*** Block opens ***

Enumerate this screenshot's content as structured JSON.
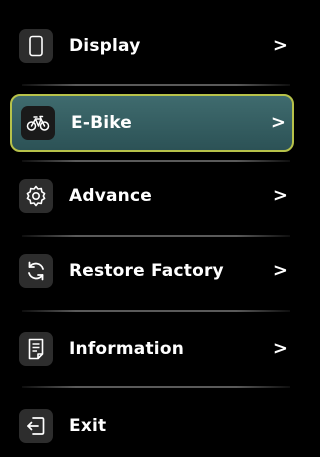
{
  "menu": {
    "items": [
      {
        "label": "Display",
        "icon": "display-icon",
        "arrow": ">"
      },
      {
        "label": "E-Bike",
        "icon": "bicycle-icon",
        "arrow": ">",
        "selected": true
      },
      {
        "label": "Advance",
        "icon": "gear-icon",
        "arrow": ">"
      },
      {
        "label": "Restore Factory",
        "icon": "restore-icon",
        "arrow": ">"
      },
      {
        "label": "Information",
        "icon": "document-icon",
        "arrow": ">"
      },
      {
        "label": "Exit",
        "icon": "exit-icon"
      }
    ]
  },
  "colors": {
    "background": "#000000",
    "selected_fill": "#3f6b6e",
    "selected_border": "#b7c24a",
    "icon_box": "#2d2d2d",
    "text": "#ffffff"
  }
}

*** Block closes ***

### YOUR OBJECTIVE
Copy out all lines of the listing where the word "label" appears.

### RESPONSE TO THE EXERCISE
        "label": "Display",
        "label": "E-Bike",
        "label": "Advance",
        "label": "Restore Factory",
        "label": "Information",
        "label": "Exit",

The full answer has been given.